The Wind-Up Bird Chronicle, King's Theatre, Edinburgh (1/5)
One Thousand and One Nights, Royal Lyceum, Edinburgh (4/5)
Tuesday 23 August 2011
As I was the only person I knew who hadn't yet read Haruki Murakami's masterful novel, The Wind-Up Bird Chronicle, I promptly did so, which rather spoilt me for Stephen Earnhart's world premiere stage adaptation (co-written with Greg Pierce) at the International Festival.
The portentous mixed-media show at the King's, running at just under two hours, is absolutely the opposite of the novel, which is light, subtle and meandering and very funny, as well as horrifying in parts.
The hero loses his cat, his wife and his mind while simultaneously understanding the secret of the universe, or at least his part in it, which is tragically insignificant. On stage, the most you can do is a sort of Robert Lepage job on the elemental aspect of the narrative. Earnhart's production has a big blue moon, some live electronic music, a couple of vivacious choric incursions, a spindly wooden puppet and some fey encounters between James Yaegashi's slightly leaden Toru Okada and Maureen Sebastian's pert and punchy May Kasahara, the girl who succours him at the bottom of a dry well.
In starkly animated and colourful contrast, Tim Supple's two-play, six-hour staging of One Thousand and One Nights, scripted from the earliest versions of The Arabian Nights by the Lebanese novelist Hanan al-Shayk, is an instant classic of engaged story-telling.
The addictive, healing power of fiction is proved first by Shahrazad saving her skin by telling her rapist king a diversionary fable which then spins out into other sub-stories which she, and indeed the king, or at least the actor playing him, inhabit. It's a brilliantly conceived theatrical trick.
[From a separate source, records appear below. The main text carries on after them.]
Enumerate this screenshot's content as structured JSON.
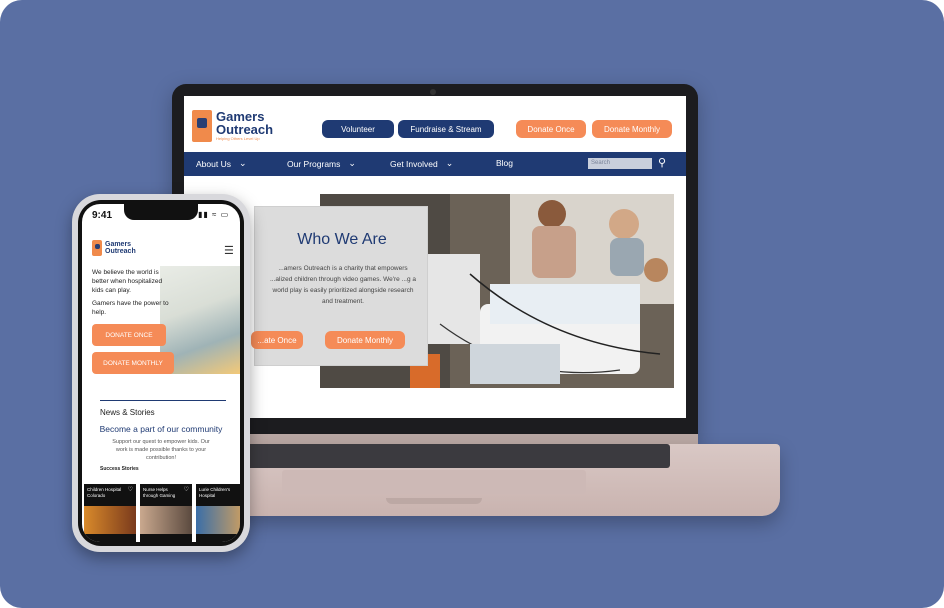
{
  "desktop": {
    "logo": {
      "name_line1": "Gamers",
      "name_line2": "Outreach",
      "tagline": "Helping Others Level Up"
    },
    "header_buttons": {
      "volunteer": "Volunteer",
      "fundraise": "Fundraise & Stream",
      "donate_once": "Donate Once",
      "donate_monthly": "Donate Monthly"
    },
    "nav": {
      "about": "About Us",
      "programs": "Our Programs",
      "involved": "Get Involved",
      "blog": "Blog",
      "search_placeholder": "Search"
    },
    "who_we_are": {
      "title": "Who We Are",
      "body": "...amers Outreach is a charity that empowers ...alized children through video games. We're ...g a world play is easily prioritized alongside research and treatment.",
      "donate_once": "...ate Once",
      "donate_monthly": "Donate Monthly"
    }
  },
  "mobile": {
    "time": "9:41",
    "logo": {
      "name_line1": "Gamers",
      "name_line2": "Outreach"
    },
    "hero_line1": "We believe the world is better when hospitalized kids can play.",
    "hero_line2": "Gamers have the power to help.",
    "donate_once": "DONATE ONCE",
    "donate_monthly": "DONATE MONTHLY",
    "news_heading": "News & Stories",
    "become": "Become a part of our community",
    "support": "Support our quest to empower kids. Our work is made possible thanks to your contribution!",
    "success_label": "Success Stories",
    "cards": [
      {
        "title": "Children Hospital Colorado"
      },
      {
        "title": "Nurse Helps through Gaming"
      },
      {
        "title": "Lurie Children's Hospital"
      }
    ]
  },
  "colors": {
    "navy": "#1f3a73",
    "orange": "#f58b57",
    "background": "#5a6fa3"
  }
}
Instead of subsiding into static "one thing after another" mode, Supple's wonderful production maintains dramatic momentum in the need for each story to be told and they are revealed like a series of Russian dolls, one inside the other.
But what dark and vengeful stuff this is. No place here for Aladdin or Ali Baba: here are rapists, cuckolds and killers. Life is cheap, especially where women are concerned.
Whatever now happens in Libya, Nights, which was born in the Arab Spring and is performed by actors and musicians from across the Middle East, proves that liberty at large means nothing without freedom between individuals.
The actors speak in French, Arabic, English, with sur-titles – and bring to the stage a true atmosphere of courtyards, alleys and souks, and the hypnotic, scary enchantment of a rediscovered literary masterpiece.
'Wind-Up': to 24 August; 'Nights': to 3 September (0131 473 2000)
tv Review: Miranda Hart and co deliver the festive goods
tvReview: Older generation get hot under the collar this Christmas
comedy Erm...he seems to be back
tvReview: No ho-ho-hos with Nick Frost's badass Santa
tv Gymnast Louis Smith triumphed in the Christmas special
Film The critics but sneer but these unfashionable festive films are our favourites
TV We're so close to knowing what happened to Oliver Hughes, but a last-minute bluff crushes expectations
Arts & Ents blogs
- 1 The Boy in the Dress, TV review: David Walliams' Boxing Day treat is a celebration of being different
- 2 Exclusive: Abusers using spyware apps to monitor partners reaches 'epidemic proportions'
- 3 Andy Murray takes to Twitter to show off his Christmas jumper
- 4 Margaret Thatcher 'expressed fears of Asian rising' at Anglo-Irish summit in 1984
- 5 Katie Hopkins speaks out on childhood obesity: 'Parents of fat children should be prosecuted for child cruelty'
Downton Abbey Christmas special 2014, review: Love is everywhere, actually
The Boy in the Dress, TV review: David Walliams' Boxing Day treat is a celebration of being different
Madonna Rebel Heart: Pharrell Williams collaboration and 13 more songs leaked
Vagina canoe artist defends herself over ‘obscenity’ charges
Doctor Who Christmas special, review: No ho-ho-hos with Nick Frost's badass Santa
British actor Idris Elba cannot star as James Bond because he is black, says shock jock Rush Limbaugh
Rozanne Duncan: Ukip expels councillor for 'jaw-dropping' comments made in BBC TV interview
Germany anti-Islam protests: 17,000 march on Dresden against 'Islamification of the West'
Ukip member gets into Christmas spirit with Union Flag plea to Santa 'for our country back'
BBC director Danny Cohen: Rising UK antisemitism makes me feel more uncomfortable than ever
Katie Hopkins speaks out on childhood obesity: 'Parents of fat children should be prosecuted for child cruelty'